The new lights will use less power (about 80 watts) and be seen as a whiter light 18 miles out to sea. It is thought that work will start in the Spring of 2011.
Lighthouse Holiday Accommodation
The lighthouse cottages, called Skerry Cottage, have been converted into comfortable modern accommodation by Sheila and Mel Priest who have maintained the traditional look of a lighthouse keeper’s cottage. There are two bedrooms with one having a king size bed whilst there are twin beds in the second bedroom. The lounge has a romantic open fireplace and there is a modern fitted kitchen. The bathroom has a bath and shower.
More information about the Boddam Lighthouse holiday accommodation can be found at www.buchannesslighthouseholidays.co.uk where there are some beautiful photographs, including interior shots, and includes pictures of a bride whose wedding was held there.

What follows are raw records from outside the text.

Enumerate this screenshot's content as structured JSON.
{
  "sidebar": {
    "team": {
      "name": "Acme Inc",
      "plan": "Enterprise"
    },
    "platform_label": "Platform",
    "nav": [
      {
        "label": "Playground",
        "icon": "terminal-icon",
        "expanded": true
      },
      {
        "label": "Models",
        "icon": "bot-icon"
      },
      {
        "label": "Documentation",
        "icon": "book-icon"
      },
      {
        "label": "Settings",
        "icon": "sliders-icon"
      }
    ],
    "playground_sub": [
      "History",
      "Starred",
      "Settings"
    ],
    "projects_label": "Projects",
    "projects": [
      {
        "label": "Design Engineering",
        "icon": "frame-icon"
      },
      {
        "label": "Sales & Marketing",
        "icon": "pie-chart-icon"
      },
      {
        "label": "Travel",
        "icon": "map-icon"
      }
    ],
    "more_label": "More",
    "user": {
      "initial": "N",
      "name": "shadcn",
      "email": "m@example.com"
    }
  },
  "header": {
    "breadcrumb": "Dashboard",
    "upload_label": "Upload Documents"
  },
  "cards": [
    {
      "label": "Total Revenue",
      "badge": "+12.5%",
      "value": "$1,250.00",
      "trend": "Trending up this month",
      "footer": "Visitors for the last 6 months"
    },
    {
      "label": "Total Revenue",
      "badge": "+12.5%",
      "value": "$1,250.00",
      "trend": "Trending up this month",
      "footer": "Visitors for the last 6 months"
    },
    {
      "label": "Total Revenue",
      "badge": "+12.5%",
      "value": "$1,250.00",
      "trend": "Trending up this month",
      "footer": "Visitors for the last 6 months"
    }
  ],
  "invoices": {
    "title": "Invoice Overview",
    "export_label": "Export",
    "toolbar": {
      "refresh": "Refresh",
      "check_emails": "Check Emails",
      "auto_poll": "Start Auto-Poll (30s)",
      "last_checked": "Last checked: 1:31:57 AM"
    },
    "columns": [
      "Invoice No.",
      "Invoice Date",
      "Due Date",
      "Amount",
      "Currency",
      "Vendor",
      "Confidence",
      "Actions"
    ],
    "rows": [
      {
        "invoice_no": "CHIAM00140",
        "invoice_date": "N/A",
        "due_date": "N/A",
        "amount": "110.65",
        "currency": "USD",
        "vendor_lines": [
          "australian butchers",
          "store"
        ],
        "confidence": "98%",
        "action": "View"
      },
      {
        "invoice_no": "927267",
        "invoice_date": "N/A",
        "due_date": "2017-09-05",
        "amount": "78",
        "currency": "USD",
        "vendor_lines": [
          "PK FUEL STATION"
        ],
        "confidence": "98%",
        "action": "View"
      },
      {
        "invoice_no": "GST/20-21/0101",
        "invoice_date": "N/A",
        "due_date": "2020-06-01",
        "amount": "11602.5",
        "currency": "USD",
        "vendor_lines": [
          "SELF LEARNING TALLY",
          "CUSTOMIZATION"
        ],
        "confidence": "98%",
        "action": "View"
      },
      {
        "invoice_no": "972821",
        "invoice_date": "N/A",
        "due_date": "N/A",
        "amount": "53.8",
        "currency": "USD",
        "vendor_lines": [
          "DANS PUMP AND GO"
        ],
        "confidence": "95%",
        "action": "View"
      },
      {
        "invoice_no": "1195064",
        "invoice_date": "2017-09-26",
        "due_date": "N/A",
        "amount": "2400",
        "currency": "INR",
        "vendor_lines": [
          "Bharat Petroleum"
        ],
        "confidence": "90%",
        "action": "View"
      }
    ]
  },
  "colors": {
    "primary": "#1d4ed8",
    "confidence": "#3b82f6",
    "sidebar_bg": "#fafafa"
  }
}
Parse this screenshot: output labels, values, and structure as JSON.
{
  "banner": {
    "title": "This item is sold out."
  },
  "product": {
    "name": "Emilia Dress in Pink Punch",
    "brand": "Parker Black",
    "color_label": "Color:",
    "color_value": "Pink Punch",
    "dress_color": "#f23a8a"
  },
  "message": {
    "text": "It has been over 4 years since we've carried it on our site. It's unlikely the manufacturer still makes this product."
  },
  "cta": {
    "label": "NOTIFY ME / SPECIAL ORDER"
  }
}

Her Royal Highness, Princess Anne visited on Friday 8 June 2012 as part of her role as Patron of the NLB. Princess Anne is currently visiting all of the Scottish ones so although this was not an official royal visit she still made time to chat to the Playgroup and Primary School children and retired keepers who lived locally.
This visit was just before the renovations to the structure and lighting. This planning application read:
Replacement of Tungsten Lamp and Rotating Lens Panel with 2 Fixed Flashing LED Lanterns to Act as New Aid to Navigation, Installation or Replacement Storm Windows on Quarterdeck and Tower, Installation of New Concrete Floor to Quarterdeck, Installation of New Exterior Door to Quarterdeck Battery Room, Formation of Exterior Venting and Associated Works for Refurbishment and Modernisation APP/2011/3771